Fangirl by Rainbow Rowell
Twin sisters Cath and Wren have always been inseparable. They even share the same name; the day they were born was the day their mom first realized she was having twins, and instead of coming up with two names, she decided to divide the name she’d chosen, Catherine, into two. But when they arrive to college, Wren decides it’s time for them to go their separate ways, leaving her shyer, quieter sister to fend for herself. Despite this, they find their way back to each other — blood may be thicker than water, but friendship is its much-needed fuel.
Firefly Lane by Kristin Hannah
When popular, charming Tully Hart befriends her, Kate Mularkey cannot believe her luck. Their friendship spans decades and endures all sorts of trials, only to be put to the test over and over again. This novel examines the intricacies of trust, betrayal, and rivalries within friendship, showing us that to truly love a friend means we have to set our own pride aside and challenge ourselves to be better.

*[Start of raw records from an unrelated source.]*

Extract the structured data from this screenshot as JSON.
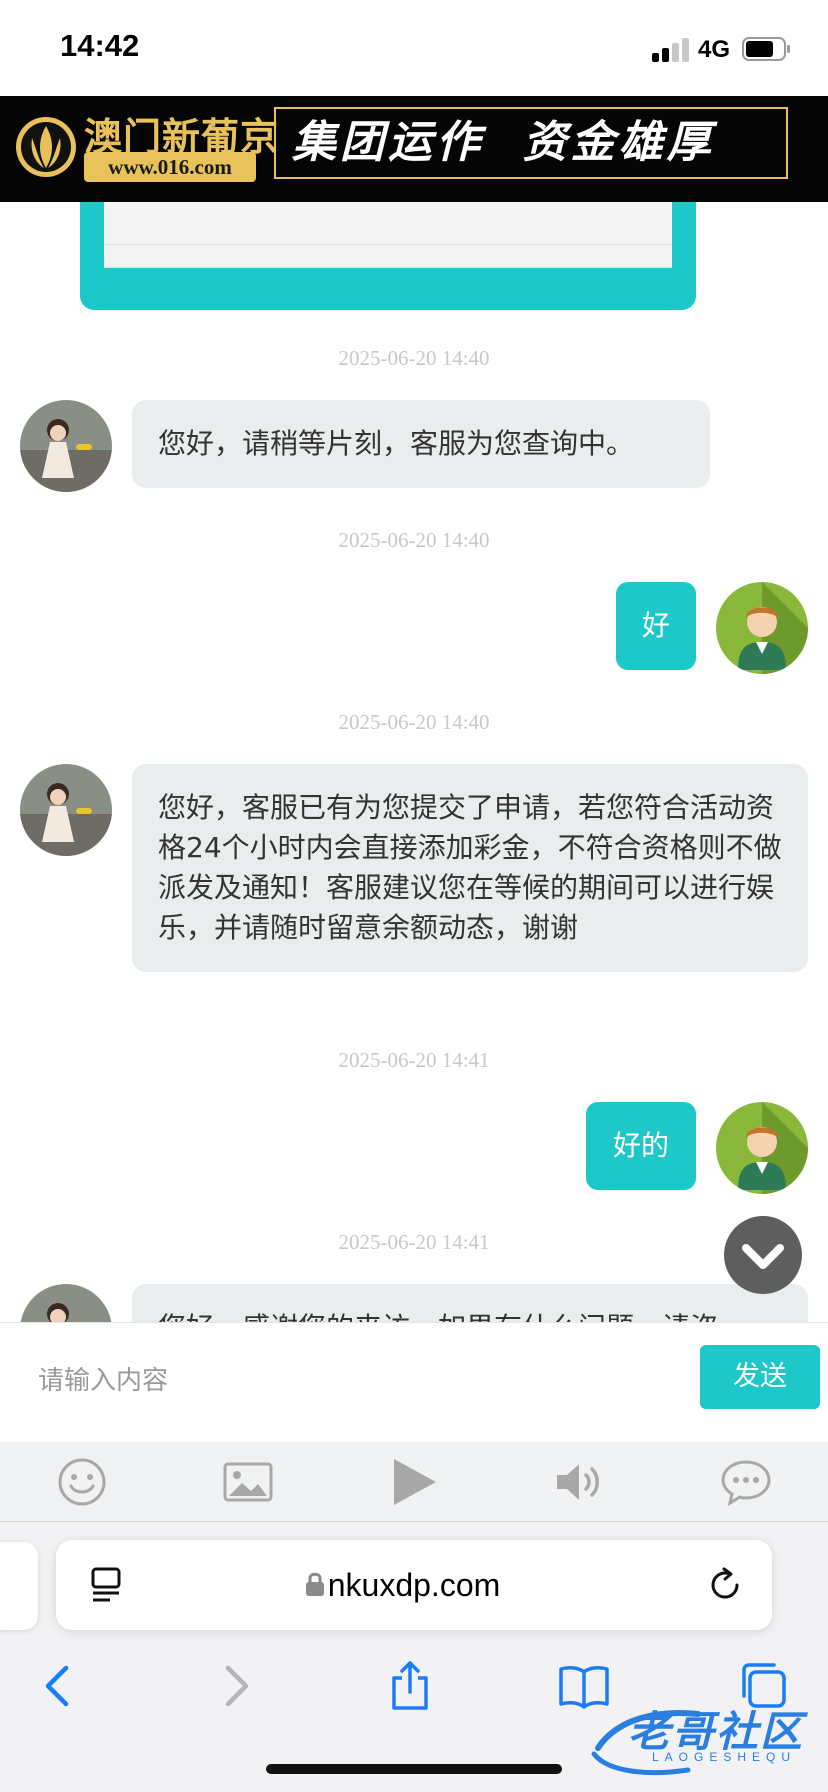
{
  "status_bar": {
    "time": "14:42",
    "network": "4G",
    "signal_bars_active": 2,
    "signal_bars_total": 4,
    "battery_level": 0.75
  },
  "banner": {
    "brand_name": "澳门新葡京",
    "brand_url": "www.016.com",
    "slogan": "集团运作  资金雄厚",
    "accent_color": "#e8c15a"
  },
  "chat": {
    "accent_color": "#1ec8c8",
    "messages": [
      {
        "timestamp": "2025-06-20 14:40",
        "side": "left",
        "text": "您好，请稍等片刻，客服为您查询中。"
      },
      {
        "timestamp": "2025-06-20 14:40",
        "side": "right",
        "text": "好"
      },
      {
        "timestamp": "2025-06-20 14:40",
        "side": "left",
        "text": "您好，客服已有为您提交了申请，若您符合活动资格24个小时内会直接添加彩金，不符合资格则不做派发及通知！客服建议您在等候的期间可以进行娱乐，并请随时留意余额动态，谢谢"
      },
      {
        "timestamp": "2025-06-20 14:41",
        "side": "right",
        "text": "好的"
      },
      {
        "timestamp": "2025-06-20 14:41",
        "side": "left",
        "text": "您好，感谢您的来访，如果有什么问题，请咨"
      }
    ]
  },
  "composer": {
    "placeholder": "请输入内容",
    "send_label": "发送"
  },
  "toolbar": {
    "items": [
      "smiley-icon",
      "image-icon",
      "play-icon",
      "speaker-icon",
      "chat-bubble-icon"
    ]
  },
  "browser": {
    "url": "nkuxdp.com"
  },
  "watermark": {
    "text": "老哥社区",
    "sub": "LAOGESHEQU"
  }
}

I Feel Bad About My Neck by Nora Ephron
Ephron’s time-honored essay collection is the perfect book to read with your best friend now that you’re out in the "real world." Cough. Ephron’s essays tackle the conundrums and contradictions of growing older as a woman. Who better to dispense advice on how to age with grace than Nora Ephron? (I know, I know, we’re still really young in our 20s, but as someone about to hit the 25-year mark, I will tell you it doesn’t often feel that way.)
Krik? Krak! by Edwidge Danticat

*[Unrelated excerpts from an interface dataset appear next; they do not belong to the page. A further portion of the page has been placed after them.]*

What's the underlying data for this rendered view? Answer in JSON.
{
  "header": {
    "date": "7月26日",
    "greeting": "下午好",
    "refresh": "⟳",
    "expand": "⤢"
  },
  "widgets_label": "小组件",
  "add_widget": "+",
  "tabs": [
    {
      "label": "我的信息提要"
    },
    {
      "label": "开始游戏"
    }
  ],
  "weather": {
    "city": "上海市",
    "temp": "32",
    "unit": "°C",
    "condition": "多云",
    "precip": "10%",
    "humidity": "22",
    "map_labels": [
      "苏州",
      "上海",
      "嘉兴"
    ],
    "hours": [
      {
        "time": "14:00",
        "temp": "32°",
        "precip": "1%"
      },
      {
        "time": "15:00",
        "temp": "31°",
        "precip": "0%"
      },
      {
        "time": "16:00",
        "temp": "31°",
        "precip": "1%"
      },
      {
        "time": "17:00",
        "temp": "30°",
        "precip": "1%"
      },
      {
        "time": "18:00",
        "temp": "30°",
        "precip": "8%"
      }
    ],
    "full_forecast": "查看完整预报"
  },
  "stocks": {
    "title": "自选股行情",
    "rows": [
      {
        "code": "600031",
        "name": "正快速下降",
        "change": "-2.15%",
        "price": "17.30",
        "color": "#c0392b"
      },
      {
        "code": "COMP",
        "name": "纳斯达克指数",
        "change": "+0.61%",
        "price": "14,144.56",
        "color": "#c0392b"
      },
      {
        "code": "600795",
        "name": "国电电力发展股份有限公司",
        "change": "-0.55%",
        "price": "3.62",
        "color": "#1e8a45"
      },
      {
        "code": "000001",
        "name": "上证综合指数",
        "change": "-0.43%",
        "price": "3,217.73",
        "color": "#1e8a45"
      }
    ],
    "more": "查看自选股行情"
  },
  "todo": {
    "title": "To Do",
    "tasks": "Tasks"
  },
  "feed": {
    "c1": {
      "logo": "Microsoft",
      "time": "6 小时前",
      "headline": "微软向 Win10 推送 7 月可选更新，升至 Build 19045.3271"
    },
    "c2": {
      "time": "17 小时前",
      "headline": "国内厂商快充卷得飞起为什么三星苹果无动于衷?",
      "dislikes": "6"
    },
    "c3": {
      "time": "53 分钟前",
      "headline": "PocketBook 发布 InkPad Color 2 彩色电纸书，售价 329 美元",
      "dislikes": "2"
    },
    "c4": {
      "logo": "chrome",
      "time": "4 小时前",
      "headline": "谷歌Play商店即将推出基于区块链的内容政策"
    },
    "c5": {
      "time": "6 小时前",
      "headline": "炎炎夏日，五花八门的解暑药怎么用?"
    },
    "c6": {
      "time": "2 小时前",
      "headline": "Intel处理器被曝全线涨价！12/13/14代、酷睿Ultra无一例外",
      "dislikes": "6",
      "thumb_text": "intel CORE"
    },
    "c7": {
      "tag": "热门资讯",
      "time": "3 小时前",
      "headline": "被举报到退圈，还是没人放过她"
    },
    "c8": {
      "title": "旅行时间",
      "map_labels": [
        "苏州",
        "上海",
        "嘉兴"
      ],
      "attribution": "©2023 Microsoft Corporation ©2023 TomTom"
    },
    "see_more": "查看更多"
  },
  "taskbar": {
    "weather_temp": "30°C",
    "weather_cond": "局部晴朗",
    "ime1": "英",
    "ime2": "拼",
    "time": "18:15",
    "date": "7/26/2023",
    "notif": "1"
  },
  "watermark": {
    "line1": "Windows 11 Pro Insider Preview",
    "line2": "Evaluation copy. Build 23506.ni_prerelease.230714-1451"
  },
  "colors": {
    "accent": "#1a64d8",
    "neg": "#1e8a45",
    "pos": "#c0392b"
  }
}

This collection of interconnected stories focuses on generations of strong Haitian women as they struggle to come to terms with their rightful places within their country’s social and economic tapestry. Unlike her ancestors, the novel’s narrator does not take to the kitchen in order to deal with her problems (or to avoid confronting them); rather, she chooses another form of creation: writing. By telling women’s stories, she pulls at the threads of narratives that have striven to keep women invisible and voiceless.

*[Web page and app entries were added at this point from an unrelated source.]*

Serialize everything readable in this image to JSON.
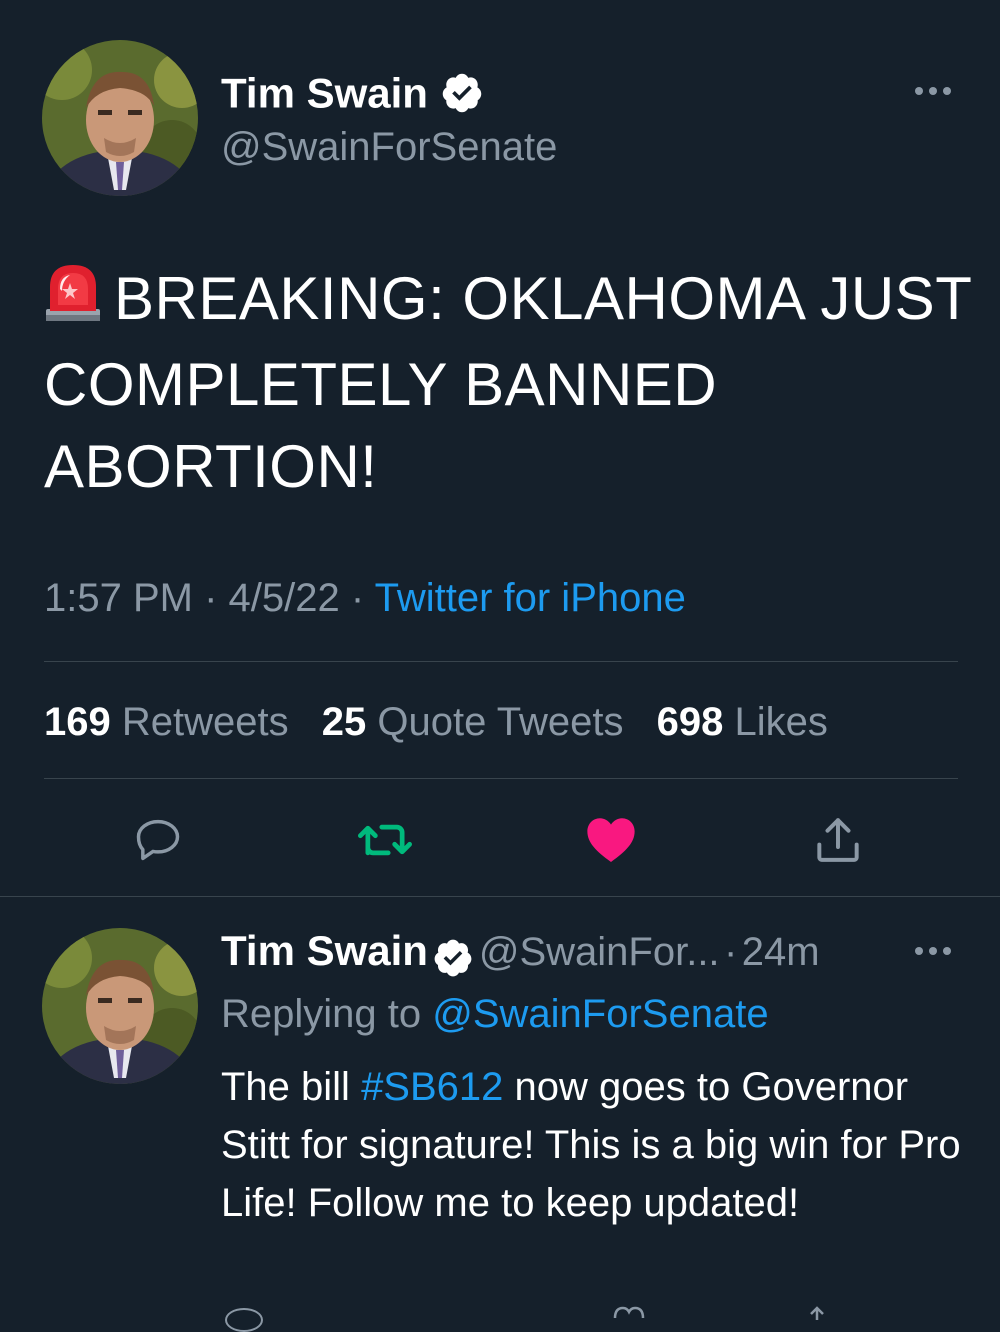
{
  "tweet": {
    "author_name": "Tim Swain",
    "author_handle": "@SwainForSenate",
    "text_line1": "BREAKING: OKLAHOMA JUST",
    "text_line2": "COMPLETELY BANNED",
    "text_line3": "ABORTION!",
    "time": "1:57 PM",
    "date": "4/5/22",
    "separator": "·",
    "source": "Twitter for iPhone",
    "stats": {
      "retweets_count": "169",
      "retweets_label": "Retweets",
      "quotes_count": "25",
      "quotes_label": "Quote Tweets",
      "likes_count": "698",
      "likes_label": "Likes"
    },
    "icons": [
      "siren-emoji",
      "verified-icon",
      "more-icon",
      "reply-icon",
      "retweet-icon",
      "heart-icon",
      "share-icon"
    ],
    "colors": {
      "background": "#15202b",
      "link": "#1d9bf0",
      "retweet": "#00ba7c",
      "like": "#f91880",
      "muted": "#8b98a5"
    }
  },
  "reply": {
    "author_name": "Tim Swain",
    "author_handle": "@SwainFor...",
    "separator": "·",
    "age": "24m",
    "replying_prefix": "Replying to",
    "replying_handle": "@SwainForSenate",
    "text_before": "The bill ",
    "hashtag": "#SB612",
    "text_after": " now goes to Governor Stitt for signature! This is a big win for Pro Life! Follow me to keep updated!"
  }
}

Daughter of Fortune by Isabel Allende
Allende’s famous novel explores the role of feminism within a pretty awesome woman’s life. According to Allende, this book is near and dear to her heart, as through her headstrong character Eliza Sommers, Allende began to shape her own identity as a woman and feminist. Half-British, half-Chilean Eliza is a willful adventurer who does not let the tragic aftermath of her love story with Joaquin Andieta shape the course of her life. Instead of staying behind and waiting for her love to return, when Joaquin leaves Chile for California during the gold rush, Eliza follows close behind. Traveling with her friend Tao Chi’en, Eliza defies expectations pressed upon nice, society women. You’ll both follow Eliza’s journey with rapt attention and debate her choices with passion.
The World We Found by Thrity Umrigar
Umrigar’s novel centers on the lives of four college best friends: Armaiti, Laleh, Kavita, and Nishta. In their forties and having abandoned the revolutionary fervor that characterized their college years, these once inseparable friends have grown apart. But when Armaiti reaches out to tell them that she has terminal cancer, asking them to travel from Bombay to the United States to visit her so that they can all be together one last time, they find that the source of their friendship replenished, getting themselves on a plane against the odds — and despite Nishta’s abusive husband’s disapproval.